CCC System Assistance
  • Offers:
    • Alcohol and Drug Programs (ADP)
    • Marin Institute
    • UC/CSU system
    • California Alcohol Issues Partnership
    • Chancellor’s Office
  • Other sources of assistance
    • High Education Center
    • American Association of Community Colleges
    • The Network
slide32

GOAL for the CCC system:A centralized group of individuals representing the CCC system to act as a steering committee for AOD prevention program development for our community collegesmodeled after the CSU and UC system

slide33
Ideas
    • Use the statewide Student Services Council group as a starting point. Would the SSC group be interested in being involved with this?
    • Identify key programs statewide that could contribute individuals with expertise to the group
    • Identify key stakeholders in AOD prevention at community colleges
    • Identify key groups that can provide leadership and authority for the system
potential membership
Potential membership
  • Health Services professionals/ HSACCC
    • Nurses, Psychologists, Health Educators, etc
  • CSSOs – CSU model/all CSSO’s on committee
  • CEOs
  • College Law Enforcement
  • Student Affairs
  • Faculty/Academic
    • Especially those teaching in Drug and Alcohol Studies
  • Student Peer Health Educators
  • Americorps
  • Athletics
thoughts interested hsaccc members to assist in this project other suggested approaches
Thoughts?Interested HSACCC members to assist in this project?Other suggested approaches …
upcoming activities
Upcoming Activities
  • March 18th, 2004 Fresno, California
  • Office of National Drug Control Policy is holding a Regional Summit
  • Issue: President Bush’s announcement to spend $23 million fro student drug testing programs through the Dept. of Education
  • Goal: inform community leaders about drug testing and promote discussion on the local level.
slide37
April 8th, 2004
  • National Alcohol Screening Day (NASD)
  • Theme: Alcohol and Your Health: Where Do You Draw the Line?
  • National media campaign, college student binge drinking an identified target population
  • www.mentalhealthscreening.org
april 23 2004
April 23, 2004
  • CSU conference on AOD prevention programs in their system
  • In Long Beach
  • Anyone interested?
friday may 21 2004
Friday May 21, 2004
  • Next GPAC meeting in Sacramento
    • 9:30 to 12:30
    • Meets quarterly

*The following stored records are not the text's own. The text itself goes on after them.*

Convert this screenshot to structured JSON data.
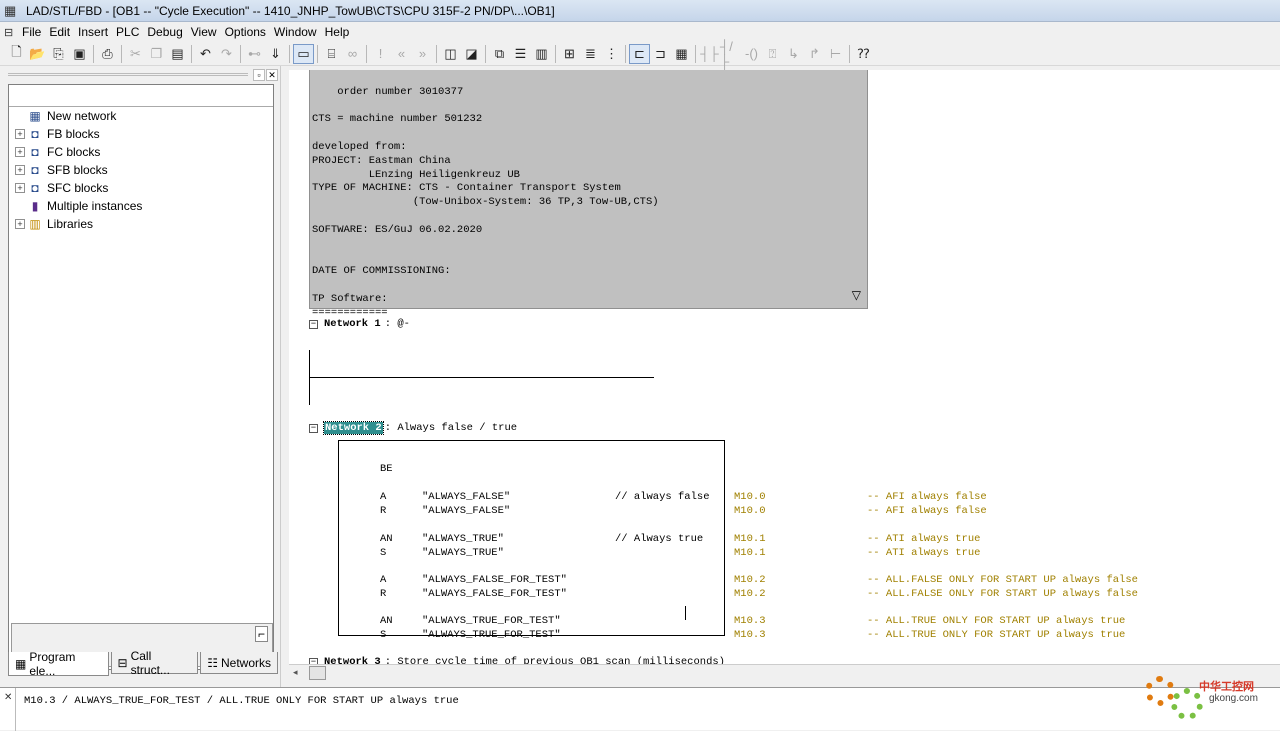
{
  "window": {
    "title": "LAD/STL/FBD  - [OB1 -- \"Cycle Execution\" -- 1410_JNHP_TowUB\\CTS\\CPU 315F-2 PN/DP\\...\\OB1]"
  },
  "menu": [
    "File",
    "Edit",
    "Insert",
    "PLC",
    "Debug",
    "View",
    "Options",
    "Window",
    "Help"
  ],
  "tree": {
    "items": [
      {
        "label": "New network",
        "expandable": false,
        "icon": "network-icon"
      },
      {
        "label": "FB blocks",
        "expandable": true,
        "icon": "block-icon"
      },
      {
        "label": "FC blocks",
        "expandable": true,
        "icon": "block-icon"
      },
      {
        "label": "SFB blocks",
        "expandable": true,
        "icon": "block-icon"
      },
      {
        "label": "SFC blocks",
        "expandable": true,
        "icon": "block-icon"
      },
      {
        "label": "Multiple instances",
        "expandable": false,
        "icon": "instances-icon"
      },
      {
        "label": "Libraries",
        "expandable": true,
        "icon": "library-icon"
      }
    ]
  },
  "tabs": [
    "Program ele...",
    "Call struct...",
    "Networks"
  ],
  "block_comment": "order number 3010377\n\nCTS = machine number 501232\n\ndeveloped from:\nPROJECT: Eastman China\n         LEnzing Heiligenkreuz UB\nTYPE OF MACHINE: CTS - Container Transport System\n                (Tow-Unibox-System: 36 TP,3 Tow-UB,CTS)\n\nSOFTWARE: ES/GuJ 06.02.2020\n\n\nDATE OF COMMISSIONING:\n\nTP Software:\n============",
  "network1": {
    "label": "Network 1",
    "title": ": @-"
  },
  "network2": {
    "label": "Network 2",
    "title": ": Always false / true",
    "lines": [
      {
        "op": "BE",
        "operand": "",
        "comment": "",
        "addr": "",
        "symcomment": ""
      },
      {
        "op": "A",
        "operand": "\"ALWAYS_FALSE\"",
        "comment": "// always false",
        "addr": "M10.0",
        "symcomment": "-- AFI always false"
      },
      {
        "op": "R",
        "operand": "\"ALWAYS_FALSE\"",
        "comment": "",
        "addr": "M10.0",
        "symcomment": "-- AFI always false"
      },
      {
        "op": "AN",
        "operand": "\"ALWAYS_TRUE\"",
        "comment": "// Always true",
        "addr": "M10.1",
        "symcomment": "-- ATI always true"
      },
      {
        "op": "S",
        "operand": "\"ALWAYS_TRUE\"",
        "comment": "",
        "addr": "M10.1",
        "symcomment": "-- ATI always true"
      },
      {
        "op": "A",
        "operand": "\"ALWAYS_FALSE_FOR_TEST\"",
        "comment": "",
        "addr": "M10.2",
        "symcomment": "-- ALL.FALSE ONLY FOR START UP always false"
      },
      {
        "op": "R",
        "operand": "\"ALWAYS_FALSE_FOR_TEST\"",
        "comment": "",
        "addr": "M10.2",
        "symcomment": "-- ALL.FALSE ONLY FOR START UP always false"
      },
      {
        "op": "AN",
        "operand": "\"ALWAYS_TRUE_FOR_TEST\"",
        "comment": "",
        "addr": "M10.3",
        "symcomment": "-- ALL.TRUE ONLY FOR START UP always true"
      },
      {
        "op": "S",
        "operand": "\"ALWAYS_TRUE_FOR_TEST\"",
        "comment": "",
        "addr": "M10.3",
        "symcomment": "-- ALL.TRUE ONLY FOR START UP always true"
      }
    ]
  },
  "network3": {
    "label": "Network 3",
    "title": ": Store cycle time of previous OB1 scan (milliseconds)"
  },
  "status": {
    "text": "M10.3 / ALWAYS_TRUE_FOR_TEST / ALL.TRUE ONLY FOR START UP always true"
  },
  "watermark": {
    "cn": "中华工控网",
    "url": "gkong.com"
  }
}
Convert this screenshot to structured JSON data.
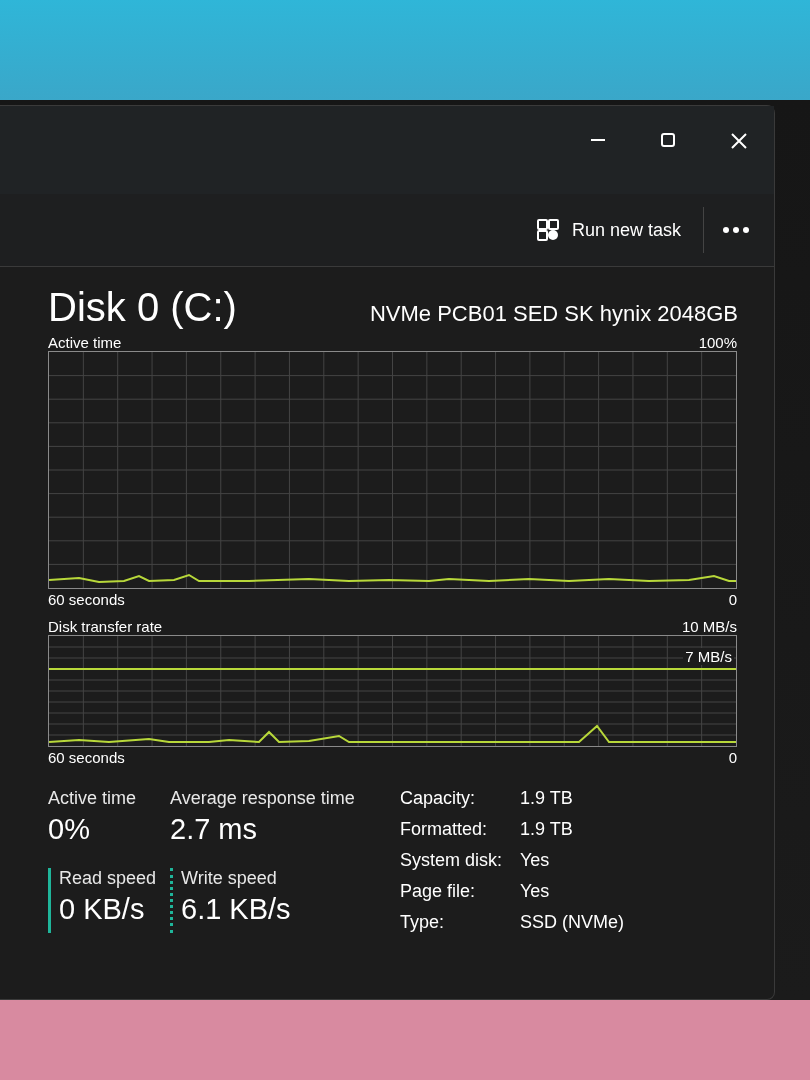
{
  "toolbar": {
    "run_new_task": "Run new task"
  },
  "disk": {
    "title": "Disk 0 (C:)",
    "model": "NVMe PCB01 SED SK hynix 2048GB"
  },
  "graphs": [
    {
      "label": "Active time",
      "max": "100%",
      "time_span": "60 seconds",
      "min": "0"
    },
    {
      "label": "Disk transfer rate",
      "max": "10 MB/s",
      "line_label": "7 MB/s",
      "time_span": "60 seconds",
      "min": "0"
    }
  ],
  "stats": [
    {
      "kind": "plain",
      "label": "Active time",
      "value": "0%"
    },
    {
      "kind": "plain",
      "label": "Average response time",
      "value": "2.7 ms"
    },
    {
      "kind": "read",
      "label": "Read speed",
      "value": "0 KB/s"
    },
    {
      "kind": "write",
      "label": "Write speed",
      "value": "6.1 KB/s"
    }
  ],
  "properties": [
    {
      "label": "Capacity:",
      "value": "1.9 TB"
    },
    {
      "label": "Formatted:",
      "value": "1.9 TB"
    },
    {
      "label": "System disk:",
      "value": "Yes"
    },
    {
      "label": "Page file:",
      "value": "Yes"
    },
    {
      "label": "Type:",
      "value": "SSD (NVMe)"
    }
  ]
}
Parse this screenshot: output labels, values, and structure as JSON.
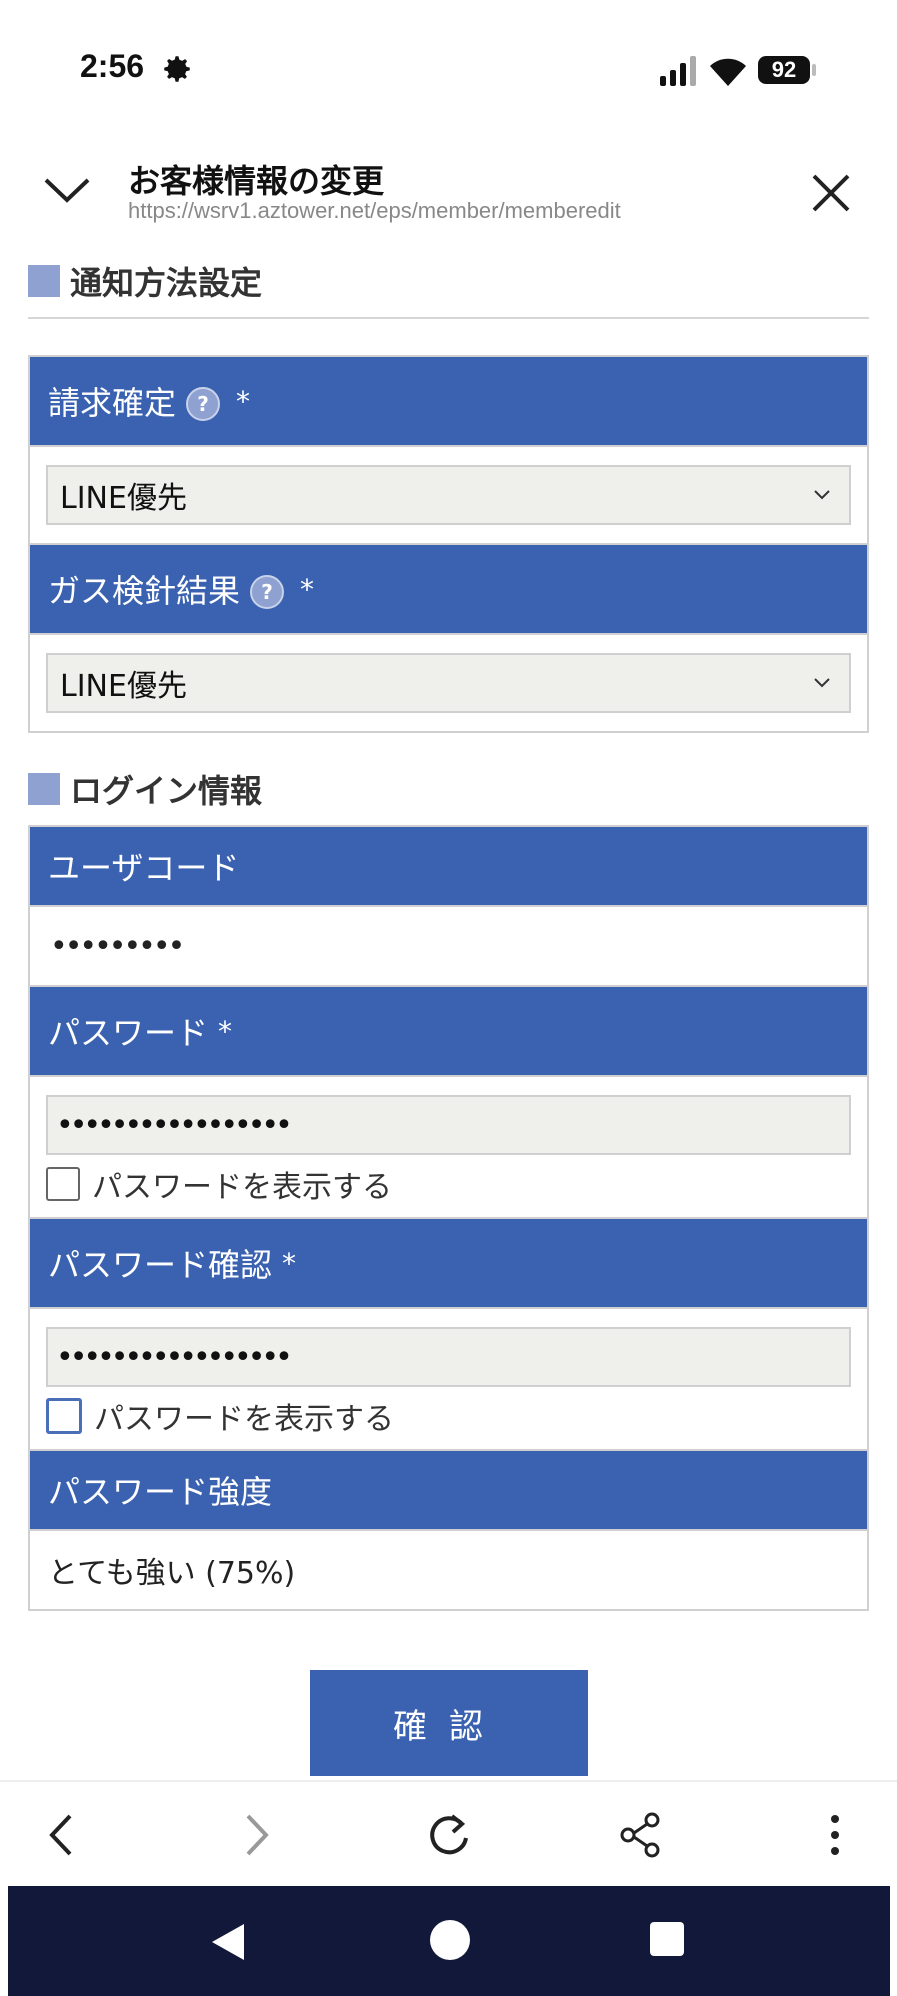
{
  "status_bar": {
    "time": "2:56",
    "battery": "92"
  },
  "header": {
    "title": "お客様情報の変更",
    "url": "https://wsrv1.aztower.net/eps/member/memberedit"
  },
  "notification_section": {
    "heading": "通知方法設定",
    "fields": [
      {
        "label": "請求確定",
        "required": "*",
        "value": "LINE優先"
      },
      {
        "label": "ガス検針結果",
        "required": "*",
        "value": "LINE優先"
      }
    ]
  },
  "login_section": {
    "heading": "ログイン情報",
    "user_code": {
      "label": "ユーザコード",
      "value": "•••••••••"
    },
    "password": {
      "label": "パスワード",
      "required": "*",
      "value": "•••••••••••••••••",
      "show_label": "パスワードを表示する"
    },
    "password_confirm": {
      "label": "パスワード確認",
      "required": "*",
      "value": "•••••••••••••••••",
      "show_label": "パスワードを表示する"
    },
    "strength": {
      "label": "パスワード強度",
      "value": "とても強い (75%)"
    }
  },
  "confirm_button": "確認",
  "help_glyph": "?",
  "colors": {
    "accent": "#3a62b0",
    "section_marker": "#8ea1d0",
    "nav_bar": "#12183a"
  }
}
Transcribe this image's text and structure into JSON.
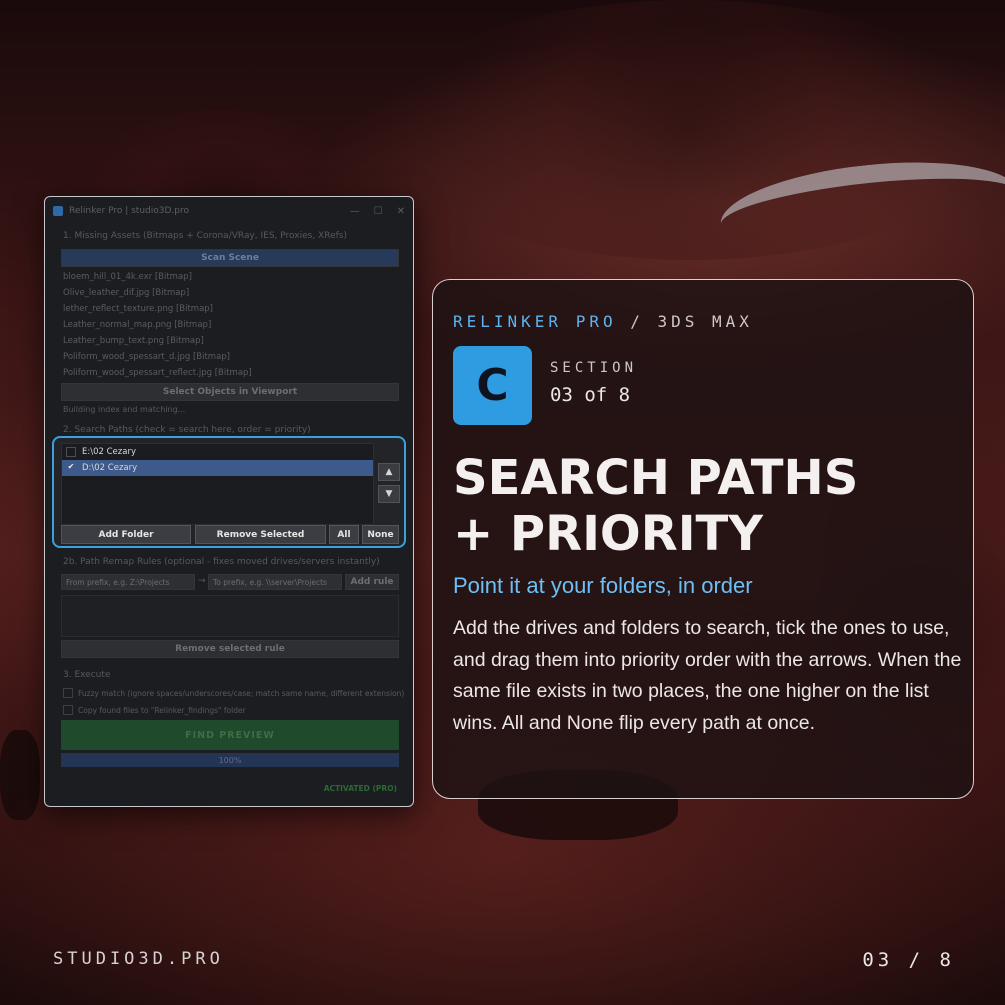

    • Anyone can attend
  • After this meeting, the UC and CSU representatives will be meeting with the CCC representatives for an informal discussion. Anyone welcome!
web resources
Web Resources
  • http://www.edc.org/hec/
    • Higher Education Center for Alcohol and Other Drug Prevention
  • http://www.atc.ucsd.edu/hec/caip/index.htm
    • California Alcohol Issues Partnership
  • http://casat.unr.edu/westcapt/
    • Western Center for the Application of Prevention Technologies
  • http://www.marininstitute.org
    • Marin Institute
  • http://www.thenetwork.ws
    • The Network